Are You a Condo Super Hero or a Condo Insurance Zero? – Allstate Canada Condo Poll and Contest

Allstate Insurance Company of Canada has just released some interesting research results from their most recent Allstate Canada Condo Poll alongside the launch of their GTA Condo Hero Contest.

The Allstate release states, “many condo owners aren’t asking the right questions about their insurance liability when purchasing their condo”, putting them at serious financial risk. In fact, the research found that, “61 per cent of Canadian condo owners don’t know or incorrectly assume their building’s insurance will cover damage to another unit from water or fire that originated in their unit.”

Now, financial risk is one thing that we all ought to possibly stay away from! While being informed, as mentioned in this article, is important, you should also improve your financial solidity to gain the needed protection against possible financial risks in your life! If you are eager, find out the perfect ways for your financial solidity!

Allstate Canada’s research, conducted by Abacus Data, also revealed the following troubling statistics about what condo buyers forgot to ask about when purchasing their condo:

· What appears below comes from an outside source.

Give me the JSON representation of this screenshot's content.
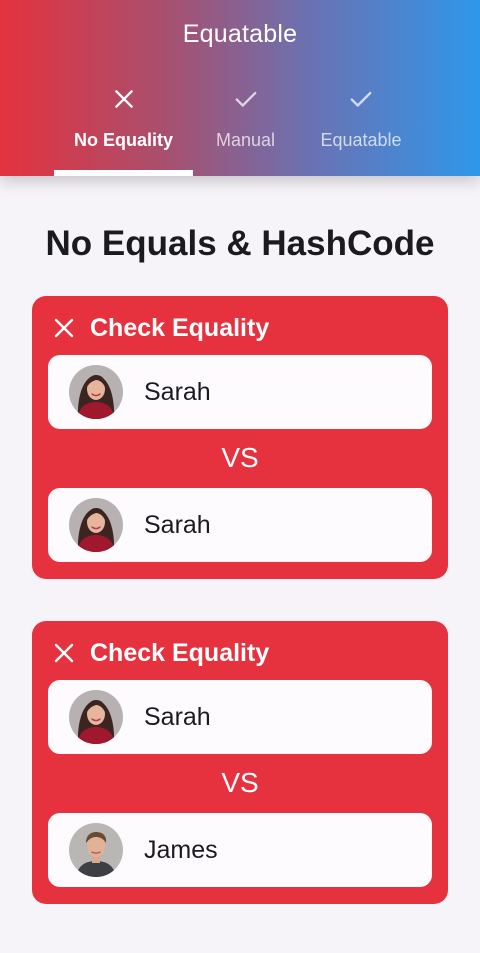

  • 66% of condo owners didn’t ask the condominium corporation if they had recently increased their requirement for what should be covered by a condo owner’s personal insurance.
  • 68% of condo owners didn’t ask whether the condo corporation had ever raised the deductible on their insurance.
  • 78% of condo owners didn’t ask if the cost of the condo corporation’s insurance premiums had ever gone down.

Responding to the lack of information surrounding what questions should be asked when buying a condo, Allstate Canada has pulled together some helpful tips for purchasing condo insurance at You can also find out more information about this poll, including additional findings, at the Allstate Canada Newsroom.

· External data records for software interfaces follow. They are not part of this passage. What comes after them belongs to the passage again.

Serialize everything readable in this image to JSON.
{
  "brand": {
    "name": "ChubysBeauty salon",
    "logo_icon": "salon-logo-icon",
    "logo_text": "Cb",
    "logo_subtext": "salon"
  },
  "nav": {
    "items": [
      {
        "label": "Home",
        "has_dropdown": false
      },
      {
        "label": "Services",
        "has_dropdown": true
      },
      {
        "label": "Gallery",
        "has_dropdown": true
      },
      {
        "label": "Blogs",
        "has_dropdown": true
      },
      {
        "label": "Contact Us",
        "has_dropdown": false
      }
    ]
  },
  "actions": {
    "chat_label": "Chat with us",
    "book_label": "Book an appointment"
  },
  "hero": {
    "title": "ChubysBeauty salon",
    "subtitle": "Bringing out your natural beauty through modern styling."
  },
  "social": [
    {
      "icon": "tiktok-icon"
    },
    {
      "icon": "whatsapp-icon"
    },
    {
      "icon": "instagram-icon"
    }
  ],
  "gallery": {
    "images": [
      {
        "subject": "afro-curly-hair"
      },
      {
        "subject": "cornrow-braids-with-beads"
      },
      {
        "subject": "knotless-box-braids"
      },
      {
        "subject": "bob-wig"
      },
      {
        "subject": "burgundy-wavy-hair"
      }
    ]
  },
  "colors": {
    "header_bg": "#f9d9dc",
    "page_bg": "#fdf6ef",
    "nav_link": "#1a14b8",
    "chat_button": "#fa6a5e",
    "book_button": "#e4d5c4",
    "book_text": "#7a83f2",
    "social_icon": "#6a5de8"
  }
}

Allstate Canada knows that insurance isn’t the only thing that helps keep condo residents safe and sound. There are amazing condo staff members who have gone above and beyond by providing condo residents a place to turn to get help when they need it, emergency or not. To give thanks to these incredible condo staff members Allstate Canada is launching the GTA Condo Hero Contest to recognize the role a condo concierge, caretaker, security guard or property manager plays in giving condo owners a helping hand in times of trouble.

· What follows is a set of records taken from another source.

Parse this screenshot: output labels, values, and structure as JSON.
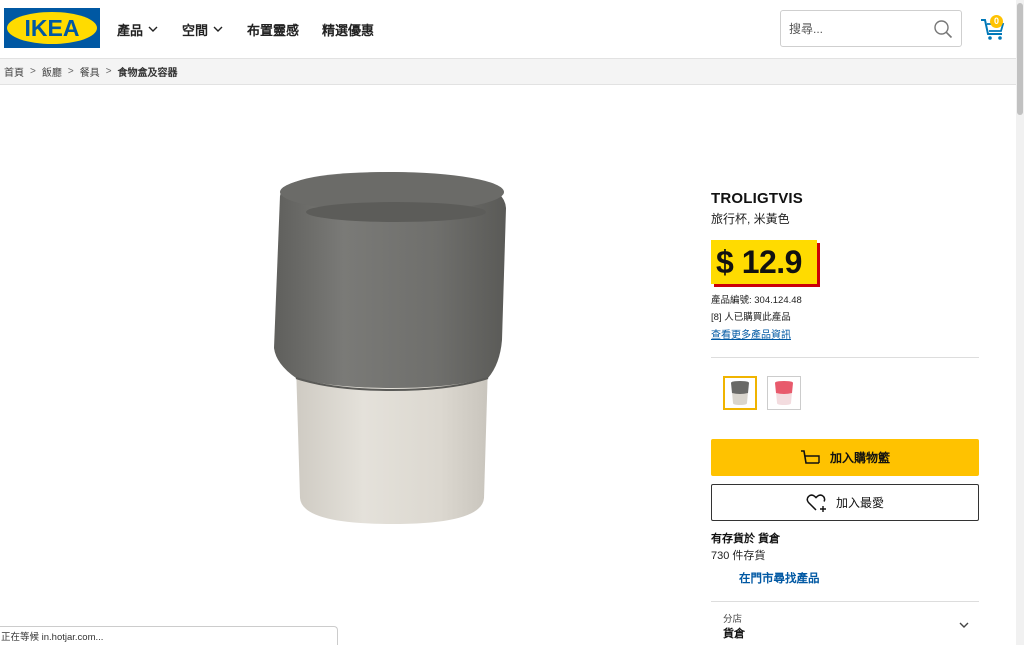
{
  "header": {
    "logo_text": "IKEA",
    "nav": [
      {
        "label": "產品",
        "has_dropdown": true
      },
      {
        "label": "空間",
        "has_dropdown": true
      },
      {
        "label": "布置靈感",
        "has_dropdown": false
      },
      {
        "label": "精選優惠",
        "has_dropdown": false
      }
    ],
    "search_placeholder": "搜尋...",
    "search_icon": "search-icon",
    "cart_icon": "cart-icon",
    "cart_count": "0"
  },
  "breadcrumb": {
    "items": [
      "首頁",
      "飯廳",
      "餐具",
      "食物盒及容器"
    ],
    "separator": ">"
  },
  "product": {
    "name": "TROLIGTVIS",
    "description": "旅行杯, 米黃色",
    "price": "$ 12.9",
    "article_number": "產品編號: 304.124.48",
    "purchased_count": "[8] 人已購買此產品",
    "more_info_link": "查看更多產品資訊",
    "variants": [
      {
        "name": "grey-beige",
        "selected": true
      },
      {
        "name": "pink",
        "selected": false
      }
    ],
    "add_to_cart": "加入購物籃",
    "add_to_favorites": "加入最愛",
    "stock_title": "有存貨於 貨倉",
    "stock_count": "730 件存貨",
    "find_in_store": "在門市尋找產品",
    "store_label": "分店",
    "store_value": "貨倉"
  },
  "status_bar": "正在等候 in.hotjar.com...",
  "colors": {
    "ikea_blue": "#0058a3",
    "ikea_yellow": "#ffdb00",
    "cart_button": "#ffc200",
    "price_shadow": "#cc0008",
    "link": "#0058a3"
  }
}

To nominate a Condo Hero, residents of the Greater Toronto Area should visit between August 12 and September 27 to explain why their condo concierge, caretaker, property manager or security guard deserves to be named the Condo Hero. The winning nominator and Condo Hero will each win $2,500 and have a chance to tell their story.

About Allstate Insurance Company of Canada

Allstate Insurance Company of Canada is one of the country’s leading producers and distributors of home and auto insurance products, serving Canadians since 1953. The company strives to keep its customers in “Good Hands®” as well as its employees, and has recently been listed on the Best Employers in Canada, Best Employers in the GTA, and Best Employers in Quebec lists. Allstate Canada is committed to making a positive difference in the communities in which it operates and has partnered with organizations such as Mothers Against Drunk Driving (MADD Canada), United Way and Junior Achievement. To learn more about Allstate Canada, visit To find out more about condo insurance and to get a quick and free online quote, visit

About the Allstate Canada Condo Poll
Allstate commissioned Abacus Data ( to conduct an online survey of 518 condo owners and buyers. Using industry best practices, a random sample of panelists was invited to participate in the survey from an online panel of over 300,000 Canadians. The total sample was weighted by age, gender and region to be proportionately representative of the Canadian population of condo owners and buyers. Responses were collected between May 21 – 25, 2013.

Since the online survey was not conducted using what is considered a random probability-based sample, a margin of error cannot be calculated or reported.   The Marketing Research and Intelligence Association prohibits statements about margins of sampling error or population estimates with regard to most online panels. However, the margin of error for a random probability-based sample of 518 respondents would be +/- 4.3%, 19 times out of 20.